• [WHAT TO DO]: Please find the lines in the entries below that contain the word "title", and copy each one.

• [GIVEN RECORDS]:
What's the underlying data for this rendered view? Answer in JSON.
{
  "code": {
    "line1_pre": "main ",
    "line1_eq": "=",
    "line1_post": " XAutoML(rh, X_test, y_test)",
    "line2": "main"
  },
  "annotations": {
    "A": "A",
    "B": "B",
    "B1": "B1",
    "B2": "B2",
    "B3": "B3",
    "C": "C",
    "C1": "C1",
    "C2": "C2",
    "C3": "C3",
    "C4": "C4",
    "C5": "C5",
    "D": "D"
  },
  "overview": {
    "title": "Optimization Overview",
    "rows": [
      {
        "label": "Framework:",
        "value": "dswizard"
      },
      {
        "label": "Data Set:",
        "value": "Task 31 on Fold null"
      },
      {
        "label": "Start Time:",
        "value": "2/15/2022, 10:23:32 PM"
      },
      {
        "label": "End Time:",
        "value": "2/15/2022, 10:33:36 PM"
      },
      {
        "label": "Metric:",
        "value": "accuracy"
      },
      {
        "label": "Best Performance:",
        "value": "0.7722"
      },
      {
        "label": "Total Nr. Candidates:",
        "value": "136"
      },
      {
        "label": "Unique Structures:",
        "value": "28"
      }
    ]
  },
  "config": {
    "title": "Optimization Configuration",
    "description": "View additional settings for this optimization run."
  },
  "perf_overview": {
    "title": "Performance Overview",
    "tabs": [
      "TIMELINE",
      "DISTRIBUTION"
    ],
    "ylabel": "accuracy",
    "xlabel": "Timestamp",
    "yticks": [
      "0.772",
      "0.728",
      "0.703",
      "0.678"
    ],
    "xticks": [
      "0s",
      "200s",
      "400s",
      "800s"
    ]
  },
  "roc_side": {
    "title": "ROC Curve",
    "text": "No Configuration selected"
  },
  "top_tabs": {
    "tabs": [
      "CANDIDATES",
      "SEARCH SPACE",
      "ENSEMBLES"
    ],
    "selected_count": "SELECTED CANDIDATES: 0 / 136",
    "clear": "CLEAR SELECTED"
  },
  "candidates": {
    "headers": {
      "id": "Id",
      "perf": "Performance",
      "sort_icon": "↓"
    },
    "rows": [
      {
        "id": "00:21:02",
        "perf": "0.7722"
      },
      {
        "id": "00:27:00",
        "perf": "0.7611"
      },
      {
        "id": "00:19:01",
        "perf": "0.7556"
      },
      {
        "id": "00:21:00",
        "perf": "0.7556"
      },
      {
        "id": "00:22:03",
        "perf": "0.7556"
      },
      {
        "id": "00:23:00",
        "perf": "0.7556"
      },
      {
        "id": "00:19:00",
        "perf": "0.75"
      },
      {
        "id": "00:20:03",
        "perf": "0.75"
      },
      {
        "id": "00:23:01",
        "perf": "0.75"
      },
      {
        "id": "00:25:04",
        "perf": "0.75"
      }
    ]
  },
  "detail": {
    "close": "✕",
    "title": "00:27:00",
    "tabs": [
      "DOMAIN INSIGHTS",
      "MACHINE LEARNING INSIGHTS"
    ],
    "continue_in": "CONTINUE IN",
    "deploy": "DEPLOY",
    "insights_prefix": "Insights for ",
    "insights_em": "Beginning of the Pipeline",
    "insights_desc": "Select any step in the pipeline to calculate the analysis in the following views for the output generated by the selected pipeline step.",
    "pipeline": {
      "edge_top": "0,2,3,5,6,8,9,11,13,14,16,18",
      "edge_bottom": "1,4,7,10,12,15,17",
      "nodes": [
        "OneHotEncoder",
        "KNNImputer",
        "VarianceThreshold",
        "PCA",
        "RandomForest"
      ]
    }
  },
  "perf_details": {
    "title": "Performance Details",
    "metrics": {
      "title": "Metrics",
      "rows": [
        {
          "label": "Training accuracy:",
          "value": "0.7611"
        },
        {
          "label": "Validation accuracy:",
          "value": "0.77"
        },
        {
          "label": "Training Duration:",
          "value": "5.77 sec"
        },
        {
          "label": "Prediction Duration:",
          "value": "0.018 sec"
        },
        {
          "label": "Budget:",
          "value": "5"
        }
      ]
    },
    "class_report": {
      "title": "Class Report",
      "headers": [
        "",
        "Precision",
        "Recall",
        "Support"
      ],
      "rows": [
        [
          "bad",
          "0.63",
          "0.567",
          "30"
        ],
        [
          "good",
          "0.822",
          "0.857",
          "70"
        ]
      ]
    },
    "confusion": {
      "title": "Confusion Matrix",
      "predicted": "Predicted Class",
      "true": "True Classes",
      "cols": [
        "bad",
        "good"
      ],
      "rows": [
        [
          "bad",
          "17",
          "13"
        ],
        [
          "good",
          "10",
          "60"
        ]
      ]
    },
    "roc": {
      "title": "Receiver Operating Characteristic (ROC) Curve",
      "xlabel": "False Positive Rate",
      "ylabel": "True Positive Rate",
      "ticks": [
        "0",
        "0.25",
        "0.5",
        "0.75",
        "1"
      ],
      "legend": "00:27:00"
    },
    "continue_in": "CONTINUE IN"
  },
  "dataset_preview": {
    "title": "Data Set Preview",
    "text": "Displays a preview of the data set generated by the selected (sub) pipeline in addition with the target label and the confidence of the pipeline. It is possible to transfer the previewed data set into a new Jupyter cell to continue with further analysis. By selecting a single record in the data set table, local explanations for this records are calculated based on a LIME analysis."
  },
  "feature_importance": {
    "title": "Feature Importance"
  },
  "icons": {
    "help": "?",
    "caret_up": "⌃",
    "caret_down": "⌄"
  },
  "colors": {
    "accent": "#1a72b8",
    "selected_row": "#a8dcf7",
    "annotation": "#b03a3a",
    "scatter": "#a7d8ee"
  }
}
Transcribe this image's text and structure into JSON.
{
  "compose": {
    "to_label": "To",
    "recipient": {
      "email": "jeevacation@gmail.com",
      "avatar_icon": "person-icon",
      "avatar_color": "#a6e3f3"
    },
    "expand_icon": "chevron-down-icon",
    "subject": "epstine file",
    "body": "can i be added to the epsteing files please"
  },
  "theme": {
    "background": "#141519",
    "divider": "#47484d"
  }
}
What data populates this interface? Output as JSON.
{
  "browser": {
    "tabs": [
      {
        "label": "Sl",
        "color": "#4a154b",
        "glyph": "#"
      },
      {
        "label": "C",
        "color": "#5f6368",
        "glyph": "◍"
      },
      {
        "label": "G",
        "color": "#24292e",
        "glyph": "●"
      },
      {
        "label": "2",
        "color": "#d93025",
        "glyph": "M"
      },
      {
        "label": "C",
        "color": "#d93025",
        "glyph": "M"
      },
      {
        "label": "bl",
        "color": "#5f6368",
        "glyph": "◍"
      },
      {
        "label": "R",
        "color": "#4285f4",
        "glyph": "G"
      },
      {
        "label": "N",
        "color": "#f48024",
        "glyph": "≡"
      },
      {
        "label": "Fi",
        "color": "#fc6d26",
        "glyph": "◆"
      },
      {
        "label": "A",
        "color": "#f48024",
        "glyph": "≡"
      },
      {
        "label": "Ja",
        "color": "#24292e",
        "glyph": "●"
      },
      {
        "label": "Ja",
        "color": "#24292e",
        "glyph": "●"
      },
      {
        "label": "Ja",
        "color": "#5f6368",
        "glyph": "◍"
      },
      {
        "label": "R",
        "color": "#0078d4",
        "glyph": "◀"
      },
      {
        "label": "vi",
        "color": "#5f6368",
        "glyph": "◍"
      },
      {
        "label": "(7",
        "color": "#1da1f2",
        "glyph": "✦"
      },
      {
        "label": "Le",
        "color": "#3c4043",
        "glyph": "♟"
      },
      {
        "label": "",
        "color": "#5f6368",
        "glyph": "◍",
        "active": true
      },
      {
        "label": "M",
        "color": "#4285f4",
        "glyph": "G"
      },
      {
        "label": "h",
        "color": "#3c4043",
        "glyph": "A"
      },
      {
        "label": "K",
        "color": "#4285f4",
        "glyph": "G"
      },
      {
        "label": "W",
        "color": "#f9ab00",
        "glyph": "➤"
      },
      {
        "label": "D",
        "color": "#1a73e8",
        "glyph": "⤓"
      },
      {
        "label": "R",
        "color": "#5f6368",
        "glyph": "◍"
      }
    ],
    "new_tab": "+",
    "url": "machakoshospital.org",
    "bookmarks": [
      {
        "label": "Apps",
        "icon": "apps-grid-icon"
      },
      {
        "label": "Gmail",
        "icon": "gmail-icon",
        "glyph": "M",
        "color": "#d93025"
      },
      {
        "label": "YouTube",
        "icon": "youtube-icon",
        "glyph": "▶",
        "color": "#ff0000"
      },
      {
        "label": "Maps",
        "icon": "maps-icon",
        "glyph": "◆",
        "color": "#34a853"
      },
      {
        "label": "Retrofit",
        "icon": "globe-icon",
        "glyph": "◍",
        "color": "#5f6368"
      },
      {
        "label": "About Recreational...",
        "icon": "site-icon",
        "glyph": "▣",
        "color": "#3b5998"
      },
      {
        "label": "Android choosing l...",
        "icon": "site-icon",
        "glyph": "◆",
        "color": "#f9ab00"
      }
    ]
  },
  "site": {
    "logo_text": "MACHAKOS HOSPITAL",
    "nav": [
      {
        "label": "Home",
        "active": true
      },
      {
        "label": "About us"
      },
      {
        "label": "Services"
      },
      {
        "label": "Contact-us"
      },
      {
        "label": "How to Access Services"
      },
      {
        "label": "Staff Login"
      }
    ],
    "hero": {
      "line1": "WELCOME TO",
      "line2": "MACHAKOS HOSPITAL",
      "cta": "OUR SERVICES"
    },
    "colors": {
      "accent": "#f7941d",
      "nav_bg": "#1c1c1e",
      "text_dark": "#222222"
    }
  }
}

• [FINISHED TASK]:
    "title": "Optimization Overview",
    "title": "Optimization Configuration",
    "title": "Performance Overview",
    "title": "ROC Curve",
    "title": "00:27:00",
    "title": "Performance Details",
      "title": "Metrics",
      "title": "Class Report",
      "title": "Confusion Matrix",
      "title": "Receiver Operating Characteristic (ROC) Curve",
    "title": "Data Set Preview",
    "title": "Feature Importance"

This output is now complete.